Sadly, there are few fixes as easy and convenient as cash machines when it comes to official corruption. People who steal on the job tend to have both low intelligence and ambition, and cannot be bothered to figure out how to tamper with the cash machine to disguise their theft. People in positions of authority, of with high intelligence and lots of ambition, are very capable of warping systems of control to suit them.
Rather than fighting corruption, what if we embraced it, actively encourage corruption, for the public good. Consider anthropogenic climate change: why not pay the leaders of developing countries to stymie their own peoples economic growth to protect the planet? The Chinese Communist Party is probably corrupt enough to do this. You’d have to bribe a lot of people, but it would definitely be less than the cost of mitigating droughts, sea-level rises, and mass migrations.
Or consider the corruption of foreign aid, where heads of state and government employees divert funds and resources meant to improve the lives of their people, or demand bribes to perform their duties? Just pay them money directly to do their jobs rather than tying the money to specific projects “for the people.” I’ll leave aside the issue of how foreign aid spending is often a barely hidden supplement to domestic industry.
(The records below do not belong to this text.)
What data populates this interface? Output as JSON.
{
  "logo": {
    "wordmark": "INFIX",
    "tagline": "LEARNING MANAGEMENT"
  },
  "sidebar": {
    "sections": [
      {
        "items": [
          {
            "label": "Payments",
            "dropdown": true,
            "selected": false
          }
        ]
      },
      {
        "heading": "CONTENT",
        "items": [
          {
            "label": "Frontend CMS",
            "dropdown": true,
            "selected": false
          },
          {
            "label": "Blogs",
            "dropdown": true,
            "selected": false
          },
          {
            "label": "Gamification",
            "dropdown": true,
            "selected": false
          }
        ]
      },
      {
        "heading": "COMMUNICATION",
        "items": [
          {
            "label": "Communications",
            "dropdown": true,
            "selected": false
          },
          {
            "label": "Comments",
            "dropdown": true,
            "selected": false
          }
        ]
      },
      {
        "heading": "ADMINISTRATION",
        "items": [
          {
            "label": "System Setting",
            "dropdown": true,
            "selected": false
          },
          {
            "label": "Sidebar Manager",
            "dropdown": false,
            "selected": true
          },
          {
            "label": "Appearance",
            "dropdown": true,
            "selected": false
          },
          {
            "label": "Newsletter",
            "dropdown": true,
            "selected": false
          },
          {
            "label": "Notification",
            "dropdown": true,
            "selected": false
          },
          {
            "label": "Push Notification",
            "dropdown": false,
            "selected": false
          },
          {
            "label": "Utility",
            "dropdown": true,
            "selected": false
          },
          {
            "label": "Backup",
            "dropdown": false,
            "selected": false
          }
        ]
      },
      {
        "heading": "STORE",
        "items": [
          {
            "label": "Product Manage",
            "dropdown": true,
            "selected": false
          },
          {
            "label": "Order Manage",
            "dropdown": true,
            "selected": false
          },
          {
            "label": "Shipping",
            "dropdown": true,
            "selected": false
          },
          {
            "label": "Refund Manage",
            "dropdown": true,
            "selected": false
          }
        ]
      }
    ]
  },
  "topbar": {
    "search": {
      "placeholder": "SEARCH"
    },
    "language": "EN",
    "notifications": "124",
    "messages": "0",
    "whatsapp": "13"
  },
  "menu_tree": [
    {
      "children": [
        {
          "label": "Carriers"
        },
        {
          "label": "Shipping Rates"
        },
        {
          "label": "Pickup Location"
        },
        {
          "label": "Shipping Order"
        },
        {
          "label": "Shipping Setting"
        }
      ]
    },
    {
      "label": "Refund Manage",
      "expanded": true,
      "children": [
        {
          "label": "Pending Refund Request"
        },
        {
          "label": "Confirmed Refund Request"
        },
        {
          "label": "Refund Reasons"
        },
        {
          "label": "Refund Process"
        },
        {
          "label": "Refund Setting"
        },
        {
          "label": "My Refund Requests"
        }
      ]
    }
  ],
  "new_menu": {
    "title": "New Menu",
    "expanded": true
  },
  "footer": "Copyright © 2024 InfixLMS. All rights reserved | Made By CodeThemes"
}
If I ran a the counterintelligence arm of a espionage service, I’d want to periodically apply excess financial, professional, and social pressure to other service employees. Then I’d approach them with fake offers to sell intelligence to foreign governments. The idea would be not to entrap the employee or to charge them criminally, but to corrupt them preemptively, and use them to ensnare others and clean up the organization before a rival foreign intelligence service tries to turn them.
The obvious problem with all of the above is that corruption breeds corruption. If you’re paying someone to steal secrets for you, they’re much more likely to lie to you and cheat you about what they’re doing than an honest person you tricked into revealing secrets. The same goes for paying officials of foreign governments to do their jobs - they’ll likely spend some of their newfound wealth finding ways to pretend to do what you ask, all while continuing to collect bribes. And governments that can be bribed to reduce economic growth are also likely to lie about their efforts to reduce carbon emissions.
Regrettably, there seems to be no remedy to corruption except character and personal honour - the steadfast refusal to take bribes or use their powers for public gain because it’s “not the thing done/not the kind of person I am.” There is no reliable psychometric test for that, at least not one that couldn’t be gamed by the motivated. Though that might be a way - the people who score perfectly on your virtue test are way more likely to be false positives than to actually be modern day saints.
Which pretty much means those too violent, psychotic, or generally antisocial to play by the rules - the superior law of chaos minimization extends no protection to rapists, child molesters, armed robbers, or any other
Of course, thinking about doing illegal and corrupt things may be step (1) on the way to doing them. As Matthew Henry observed of Eve and the serpent in the Garden, all sin starts first with the mere thought of doing so, then the imagining of what it would be like, which creates the desire, which leads to the act.